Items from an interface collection
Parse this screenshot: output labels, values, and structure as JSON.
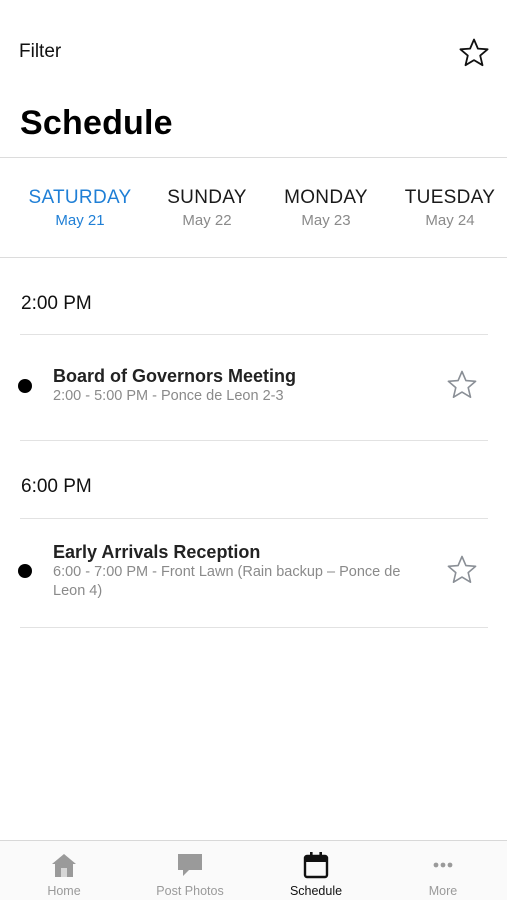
{
  "header": {
    "filter_label": "Filter",
    "favorites_icon": "star-outline-icon",
    "title": "Schedule"
  },
  "days": [
    {
      "name": "SATURDAY",
      "date": "May 21",
      "selected": true
    },
    {
      "name": "SUNDAY",
      "date": "May 22",
      "selected": false
    },
    {
      "name": "MONDAY",
      "date": "May 23",
      "selected": false
    },
    {
      "name": "TUESDAY",
      "date": "May 24",
      "selected": false
    }
  ],
  "groups": [
    {
      "time": "2:00 PM",
      "sessions": [
        {
          "title": "Board of Governors Meeting",
          "details": "2:00 - 5:00 PM - Ponce de Leon 2-3"
        }
      ]
    },
    {
      "time": "6:00 PM",
      "sessions": [
        {
          "title": "Early Arrivals Reception",
          "details": "6:00 - 7:00 PM - Front Lawn (Rain backup – Ponce de Leon 4)"
        }
      ]
    }
  ],
  "tabbar": {
    "items": [
      {
        "label": "Home",
        "icon": "home-icon"
      },
      {
        "label": "Post Photos",
        "icon": "chat-bubble-icon"
      },
      {
        "label": "Schedule",
        "icon": "calendar-icon",
        "selected": true
      },
      {
        "label": "More",
        "icon": "more-dots-icon"
      }
    ]
  },
  "colors": {
    "accent": "#1f7fd6",
    "muted_text": "#8a8a8a",
    "divider": "#dcdcdc",
    "tab_icon_inactive": "#9a9a9a"
  }
}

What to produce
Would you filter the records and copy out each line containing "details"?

Task response
          "details": "2:00 - 5:00 PM - Ponce de Leon 2-3"
          "details": "6:00 - 7:00 PM - Front Lawn (Rain backup – Ponce de Leon 4)"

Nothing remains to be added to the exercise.